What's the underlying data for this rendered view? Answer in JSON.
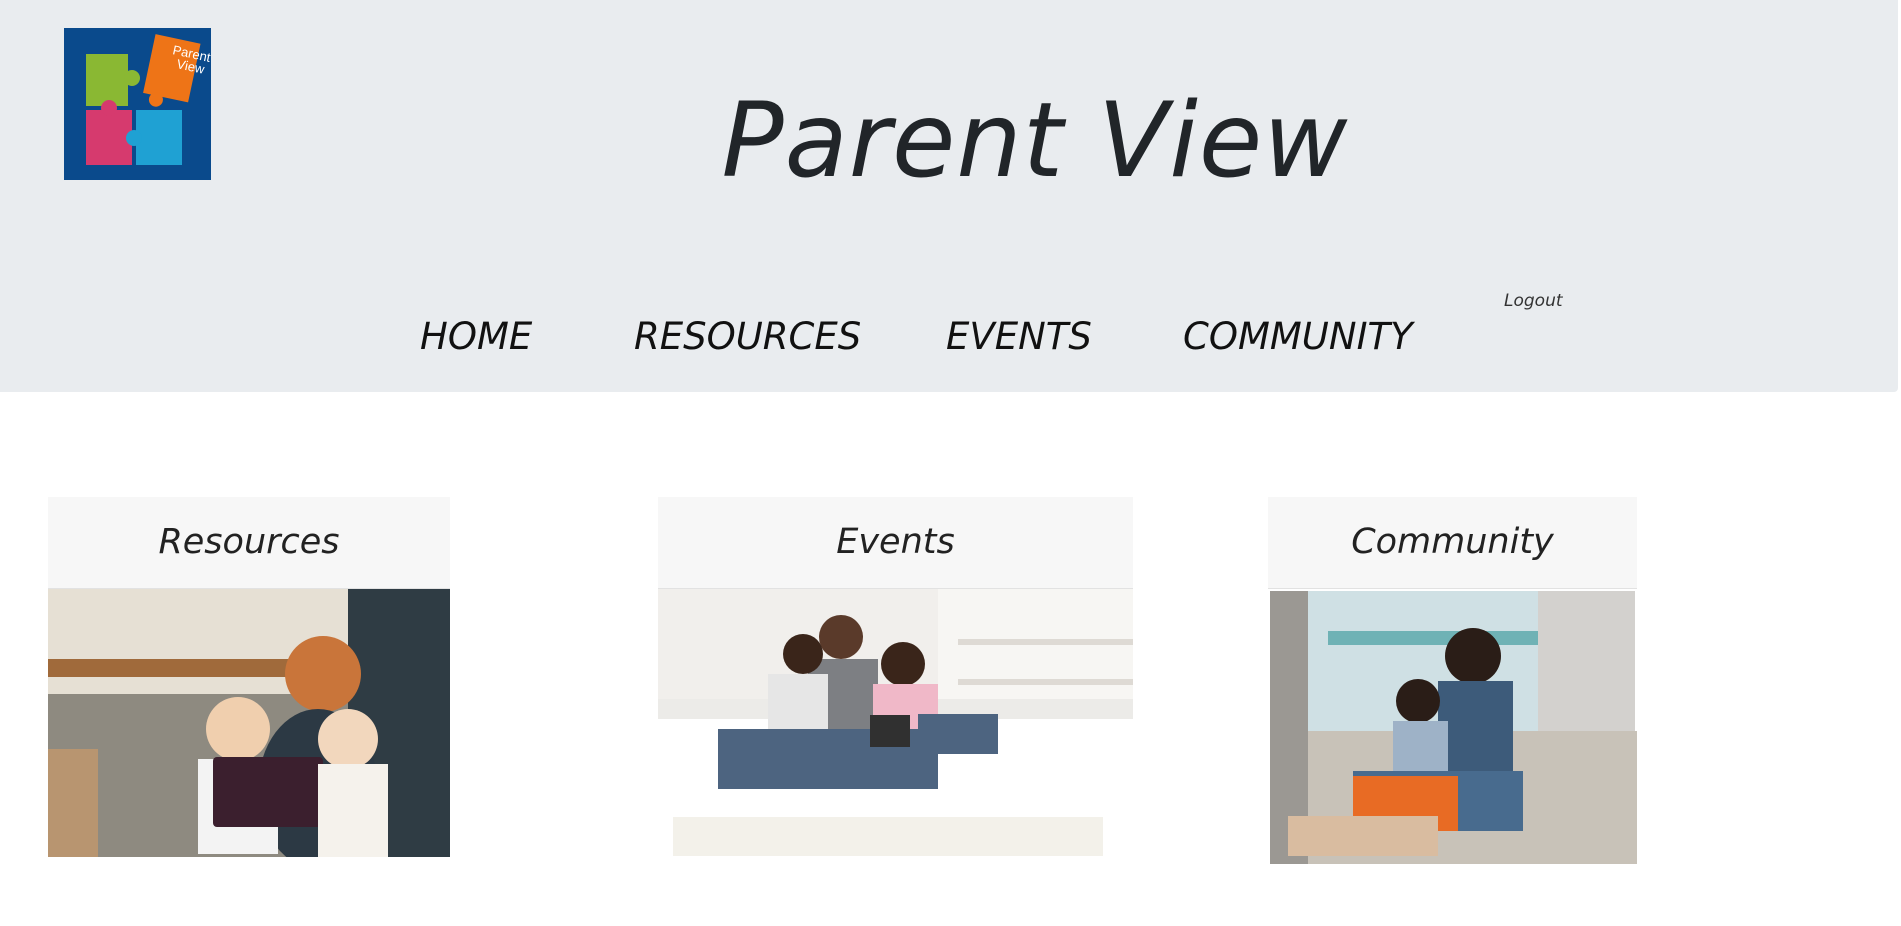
{
  "header": {
    "title": "Parent View",
    "logo_text": [
      "Parent",
      "View"
    ],
    "logout": "Logout"
  },
  "nav": {
    "items": [
      {
        "label": "HOME"
      },
      {
        "label": "RESOURCES"
      },
      {
        "label": "EVENTS"
      },
      {
        "label": "COMMUNITY"
      }
    ]
  },
  "cards": [
    {
      "title": "Resources"
    },
    {
      "title": "Events"
    },
    {
      "title": "Community"
    }
  ],
  "colors": {
    "header_bg": "#e9ecef",
    "logo_bg": "#0a4a8c",
    "puzzle_green": "#8ab833",
    "puzzle_orange": "#ee7417",
    "puzzle_pink": "#d63a6e",
    "puzzle_blue": "#1fa1d3"
  }
}
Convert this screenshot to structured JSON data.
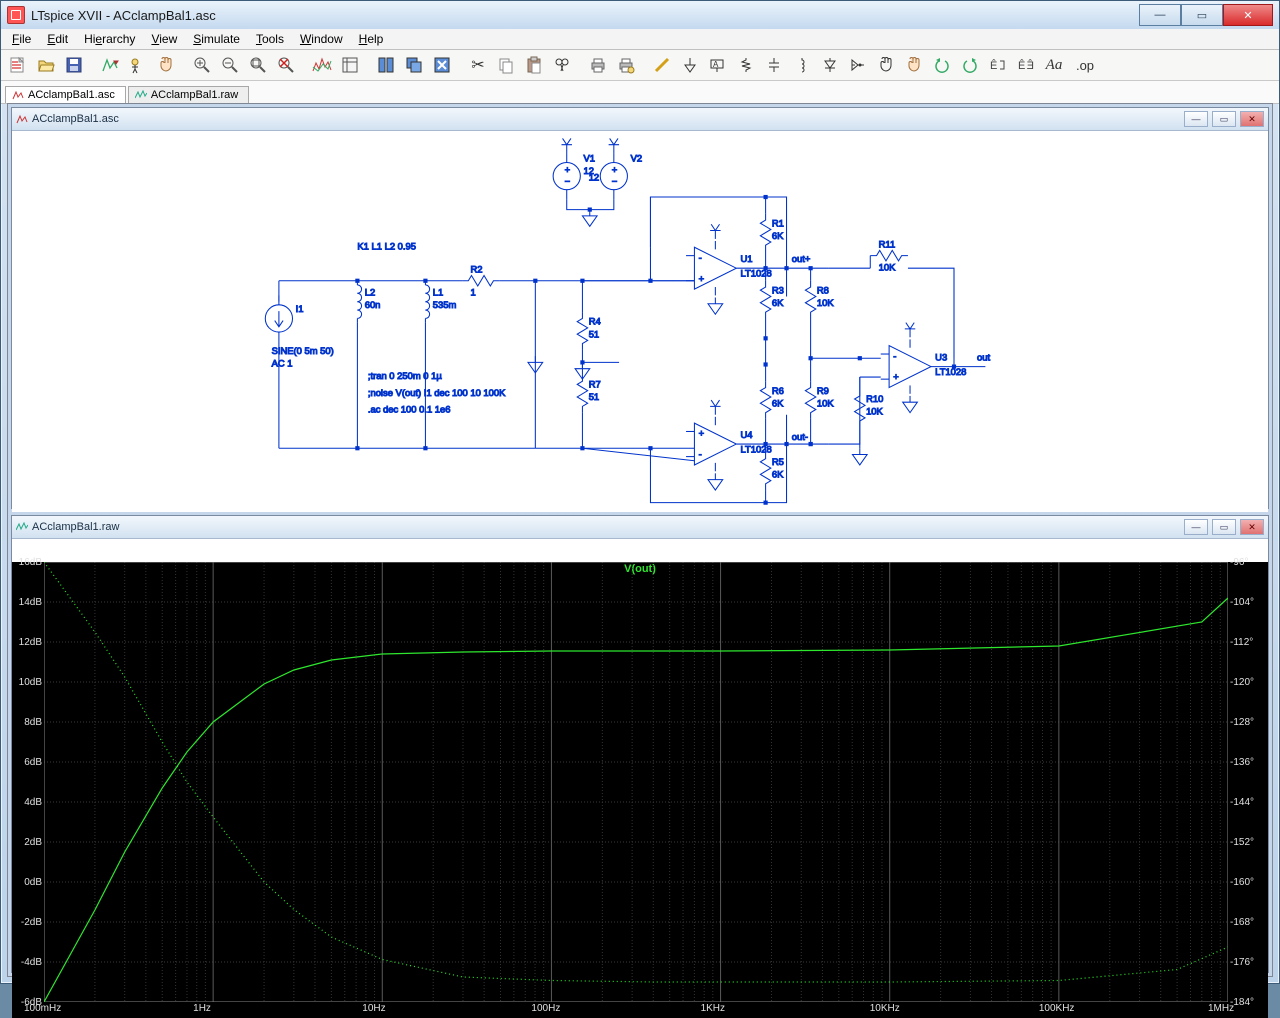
{
  "app": {
    "title": "LTspice XVII - ACclampBal1.asc"
  },
  "menu": {
    "items": [
      "File",
      "Edit",
      "Hierarchy",
      "View",
      "Simulate",
      "Tools",
      "Window",
      "Help"
    ]
  },
  "tabs": [
    {
      "label": "ACclampBal1.asc",
      "icon": "schematic"
    },
    {
      "label": "ACclampBal1.raw",
      "icon": "waveform"
    }
  ],
  "sub1": {
    "title": "ACclampBal1.asc"
  },
  "sub2": {
    "title": "ACclampBal1.raw"
  },
  "schem_text": {
    "kline": "K1 L1 L2 0.95",
    "I1": "I1",
    "SINE": "SINE(0 5m 50)",
    "AC": "AC 1",
    "L2": "L2",
    "L2v": "60n",
    "L1": "L1",
    "L1v": "535m",
    "dir1": ";tran 0 250m 0 1µ",
    "dir2": ";noise V(out) I1 dec 100 10 100K",
    "dir3": ".ac dec 100 0.1 1e6",
    "R2": "R2",
    "R2v": "1",
    "R4": "R4",
    "R4v": "51",
    "R7": "R7",
    "R7v": "51",
    "V1": "V1",
    "V1v": "12",
    "V2": "V2",
    "V2v": "12",
    "U1": "U1",
    "U1p": "LT1028",
    "R1": "R1",
    "R1v": "6K",
    "R3": "R3",
    "R3v": "6K",
    "R8": "R8",
    "R8v": "10K",
    "outp": "out+",
    "U4": "U4",
    "U4p": "LT1028",
    "R6": "R6",
    "R6v": "6K",
    "R5": "R5",
    "R5v": "6K",
    "R9": "R9",
    "R9v": "10K",
    "outm": "out-",
    "U3": "U3",
    "U3p": "LT1028",
    "R11": "R11",
    "R11v": "10K",
    "R10": "R10",
    "R10v": "10K",
    "out": "out"
  },
  "chart_data": {
    "type": "line",
    "title": "V(out)",
    "xlabel": "",
    "ylabel_left": "dB",
    "ylabel_right": "°",
    "x_scale": "log",
    "x_ticks": [
      "100mHz",
      "1Hz",
      "10Hz",
      "100Hz",
      "1KHz",
      "10KHz",
      "100KHz",
      "1MHz"
    ],
    "y_left_ticks": [
      16,
      14,
      12,
      10,
      8,
      6,
      4,
      2,
      0,
      -2,
      -4,
      -6
    ],
    "y_right_ticks": [
      -96,
      -104,
      -112,
      -120,
      -128,
      -136,
      -144,
      -152,
      -160,
      -168,
      -176,
      -184
    ],
    "ylim_left": [
      -6,
      16
    ],
    "ylim_right": [
      -184,
      -96
    ],
    "xlim": [
      0.1,
      1000000
    ],
    "series": [
      {
        "name": "magnitude_dB",
        "axis": "left",
        "style": "solid",
        "x": [
          0.1,
          0.2,
          0.3,
          0.5,
          0.7,
          1,
          2,
          3,
          5,
          10,
          30,
          100,
          1000,
          10000,
          100000,
          700000,
          1000000
        ],
        "y": [
          -6,
          -1.4,
          1.5,
          4.7,
          6.5,
          8.0,
          9.9,
          10.6,
          11.1,
          11.4,
          11.5,
          11.55,
          11.55,
          11.6,
          11.8,
          13.0,
          14.2
        ]
      },
      {
        "name": "phase_deg",
        "axis": "right",
        "style": "dotted",
        "x": [
          0.1,
          0.2,
          0.3,
          0.5,
          0.7,
          1,
          2,
          3,
          5,
          10,
          30,
          100,
          400,
          1000,
          10000,
          100000,
          500000,
          1000000
        ],
        "y": [
          -96,
          -110,
          -119,
          -132,
          -140,
          -147,
          -160,
          -165.5,
          -171,
          -175.5,
          -179,
          -179.7,
          -180,
          -180,
          -180,
          -179.7,
          -177.5,
          -173
        ]
      }
    ]
  },
  "op": ".op"
}
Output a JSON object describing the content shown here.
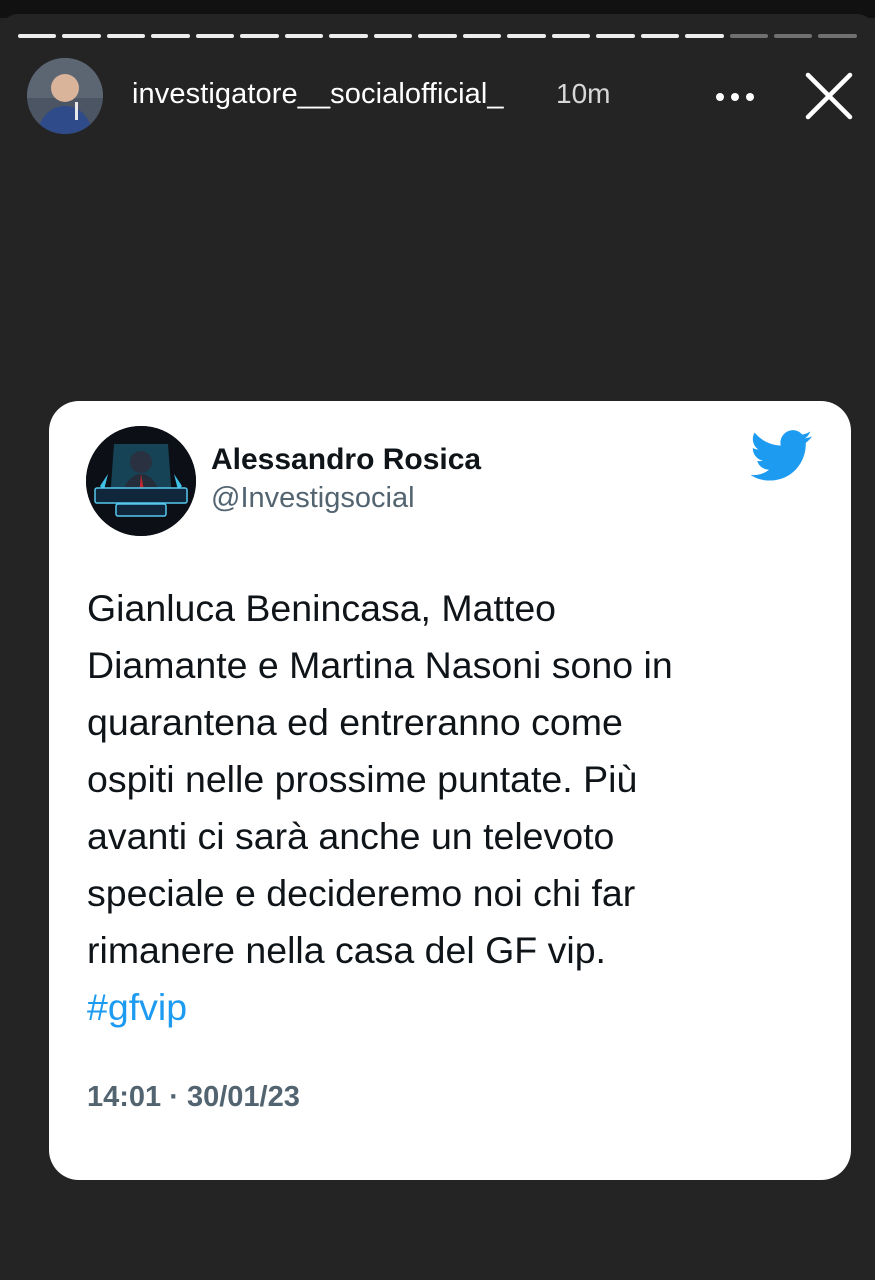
{
  "story": {
    "username": "investigatore__socialofficial_",
    "time": "10m",
    "progress": {
      "segments_total": 19,
      "segments_viewed": 16
    }
  },
  "icons": {
    "more": "more-horizontal-icon",
    "close": "close-icon",
    "twitter": "twitter-bird-icon"
  },
  "tweet": {
    "author_name": "Alessandro Rosica",
    "author_handle": "@Investigsocial",
    "avatar_text": "INVESTIGATORE SOCIAL",
    "text": "Gianluca Benincasa, Matteo\nDiamante e Martina Nasoni sono in\nquarantena ed entreranno come\nospiti nelle prossime puntate. Più\navanti ci sarà anche un televoto\nspeciale e decideremo noi chi far\nrimanere nella casa del GF vip.",
    "hashtag": "#gfvip",
    "timestamp": "14:01 · 30/01/23"
  },
  "colors": {
    "story_background": "#242424",
    "card_background": "#ffffff",
    "twitter_blue": "#1d9bf0",
    "secondary_text": "#536471"
  }
}
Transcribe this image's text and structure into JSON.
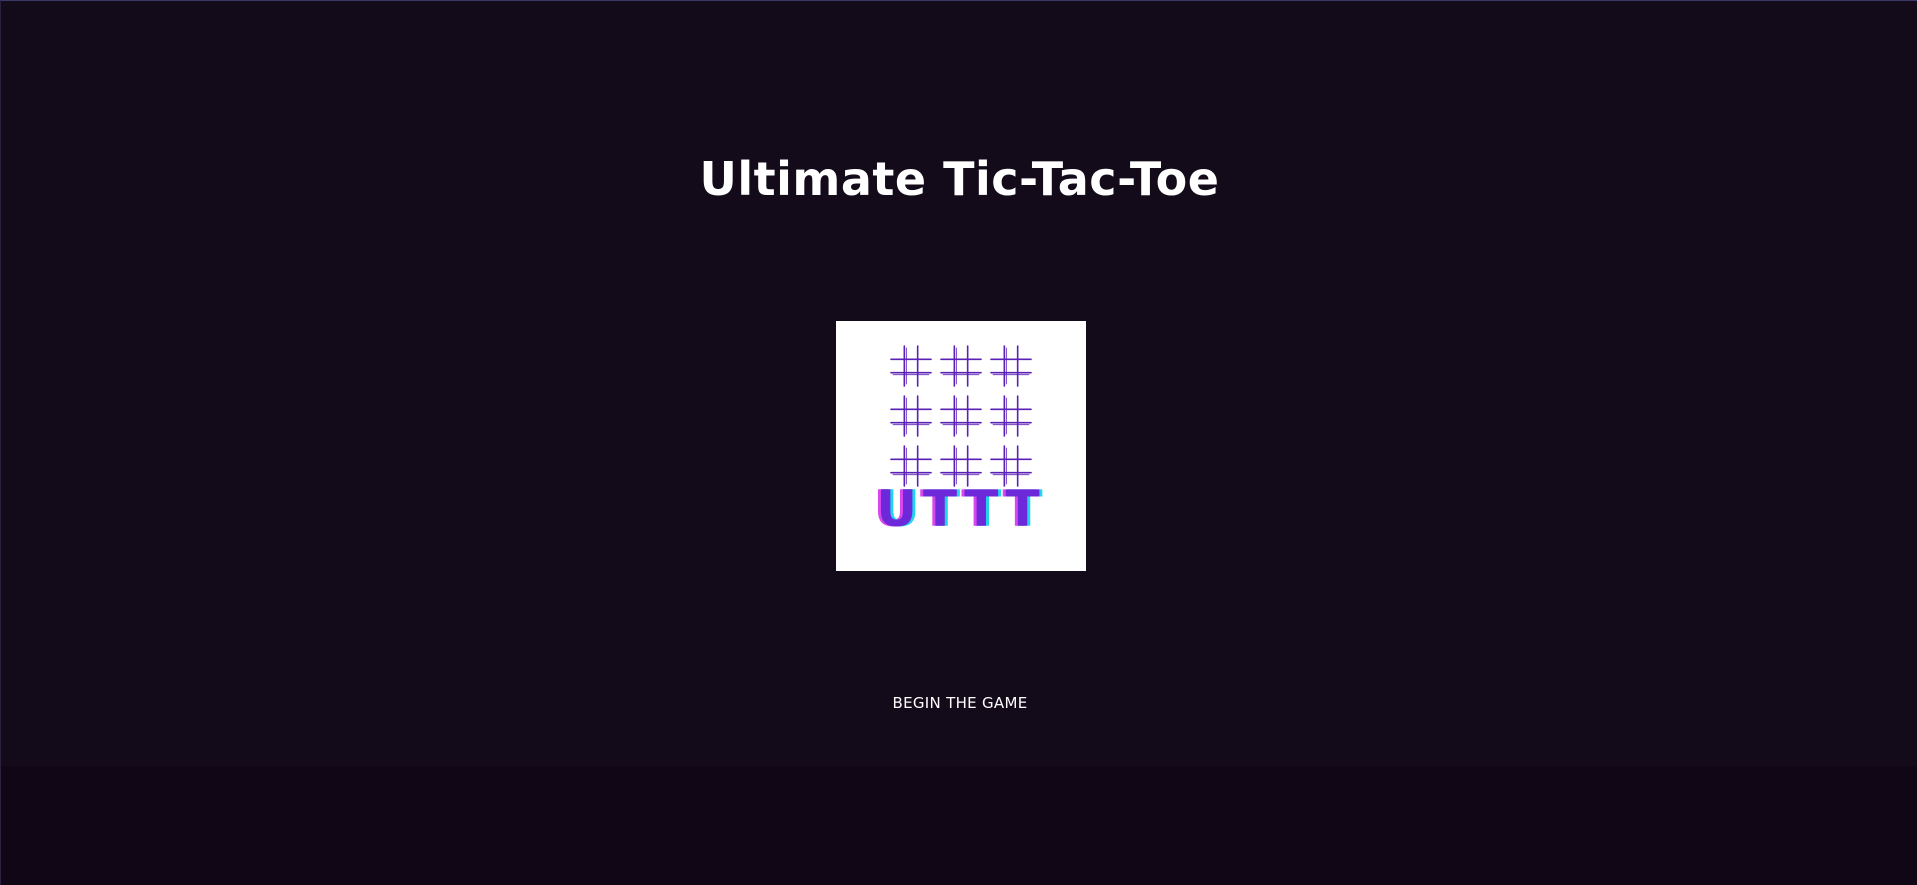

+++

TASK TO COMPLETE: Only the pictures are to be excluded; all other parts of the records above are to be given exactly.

TASK RESULT:
What's the underlying data for this rendered view? Answer in JSON.
{
  "header": {
    "title": "Parent View",
    "logo_text": [
      "Parent",
      "View"
    ],
    "logout": "Logout"
  },
  "nav": {
    "items": [
      {
        "label": "HOME"
      },
      {
        "label": "RESOURCES"
      },
      {
        "label": "EVENTS"
      },
      {
        "label": "COMMUNITY"
      }
    ]
  },
  "cards": [
    {
      "title": "Resources"
    },
    {
      "title": "Events"
    },
    {
      "title": "Community"
    }
  ],
  "colors": {
    "header_bg": "#e9ecef",
    "logo_bg": "#0a4a8c",
    "puzzle_green": "#8ab833",
    "puzzle_orange": "#ee7417",
    "puzzle_pink": "#d63a6e",
    "puzzle_blue": "#1fa1d3"
  }
}
Convert this screenshot to structured JSON data.
{
  "app": {
    "title": "LTspice XVII - ACclampBal1.asc"
  },
  "menu": {
    "items": [
      "File",
      "Edit",
      "Hierarchy",
      "View",
      "Simulate",
      "Tools",
      "Window",
      "Help"
    ]
  },
  "tabs": [
    {
      "label": "ACclampBal1.asc",
      "icon": "schematic"
    },
    {
      "label": "ACclampBal1.raw",
      "icon": "waveform"
    }
  ],
  "sub1": {
    "title": "ACclampBal1.asc"
  },
  "sub2": {
    "title": "ACclampBal1.raw"
  },
  "schem_text": {
    "kline": "K1 L1 L2 0.95",
    "I1": "I1",
    "SINE": "SINE(0 5m 50)",
    "AC": "AC 1",
    "L2": "L2",
    "L2v": "60n",
    "L1": "L1",
    "L1v": "535m",
    "dir1": ";tran 0 250m 0 1µ",
    "dir2": ";noise V(out) I1 dec 100 10 100K",
    "dir3": ".ac dec 100 0.1 1e6",
    "R2": "R2",
    "R2v": "1",
    "R4": "R4",
    "R4v": "51",
    "R7": "R7",
    "R7v": "51",
    "V1": "V1",
    "V1v": "12",
    "V2": "V2",
    "V2v": "12",
    "U1": "U1",
    "U1p": "LT1028",
    "R1": "R1",
    "R1v": "6K",
    "R3": "R3",
    "R3v": "6K",
    "R8": "R8",
    "R8v": "10K",
    "outp": "out+",
    "U4": "U4",
    "U4p": "LT1028",
    "R6": "R6",
    "R6v": "6K",
    "R5": "R5",
    "R5v": "6K",
    "R9": "R9",
    "R9v": "10K",
    "outm": "out-",
    "U3": "U3",
    "U3p": "LT1028",
    "R11": "R11",
    "R11v": "10K",
    "R10": "R10",
    "R10v": "10K",
    "out": "out"
  },
  "chart_data": {
    "type": "line",
    "title": "V(out)",
    "xlabel": "",
    "ylabel_left": "dB",
    "ylabel_right": "°",
    "x_scale": "log",
    "x_ticks": [
      "100mHz",
      "1Hz",
      "10Hz",
      "100Hz",
      "1KHz",
      "10KHz",
      "100KHz",
      "1MHz"
    ],
    "y_left_ticks": [
      16,
      14,
      12,
      10,
      8,
      6,
      4,
      2,
      0,
      -2,
      -4,
      -6
    ],
    "y_right_ticks": [
      -96,
      -104,
      -112,
      -120,
      -128,
      -136,
      -144,
      -152,
      -160,
      -168,
      -176,
      -184
    ],
    "ylim_left": [
      -6,
      16
    ],
    "ylim_right": [
      -184,
      -96
    ],
    "xlim": [
      0.1,
      1000000
    ],
    "series": [
      {
        "name": "magnitude_dB",
        "axis": "left",
        "style": "solid",
        "x": [
          0.1,
          0.2,
          0.3,
          0.5,
          0.7,
          1,
          2,
          3,
          5,
          10,
          30,
          100,
          1000,
          10000,
          100000,
          700000,
          1000000
        ],
        "y": [
          -6,
          -1.4,
          1.5,
          4.7,
          6.5,
          8.0,
          9.9,
          10.6,
          11.1,
          11.4,
          11.5,
          11.55,
          11.55,
          11.6,
          11.8,
          13.0,
          14.2
        ]
      },
      {
        "name": "phase_deg",
        "axis": "right",
        "style": "dotted",
        "x": [
          0.1,
          0.2,
          0.3,
          0.5,
          0.7,
          1,
          2,
          3,
          5,
          10,
          30,
          100,
          400,
          1000,
          10000,
          100000,
          500000,
          1000000
        ],
        "y": [
          -96,
          -110,
          -119,
          -132,
          -140,
          -147,
          -160,
          -165.5,
          -171,
          -175.5,
          -179,
          -179.7,
          -180,
          -180,
          -180,
          -179.7,
          -177.5,
          -173
        ]
      }
    ]
  },
  "op": ".op"
}
Output a JSON object describing the content shown here.
{
  "story": {
    "username": "investigatore__socialofficial_",
    "time": "10m",
    "progress": {
      "segments_total": 19,
      "segments_viewed": 16
    }
  },
  "icons": {
    "more": "more-horizontal-icon",
    "close": "close-icon",
    "twitter": "twitter-bird-icon"
  },
  "tweet": {
    "author_name": "Alessandro Rosica",
    "author_handle": "@Investigsocial",
    "avatar_text": "INVESTIGATORE SOCIAL",
    "text": "Gianluca Benincasa, Matteo\nDiamante e Martina Nasoni sono in\nquarantena ed entreranno come\nospiti nelle prossime puntate. Più\navanti ci sarà anche un televoto\nspeciale e decideremo noi chi far\nrimanere nella casa del GF vip.",
    "hashtag": "#gfvip",
    "timestamp": "14:01 · 30/01/23"
  },
  "colors": {
    "story_background": "#242424",
    "card_background": "#ffffff",
    "twitter_blue": "#1d9bf0",
    "secondary_text": "#536471"
  }
}
Transcribe this image's text and structure into JSON.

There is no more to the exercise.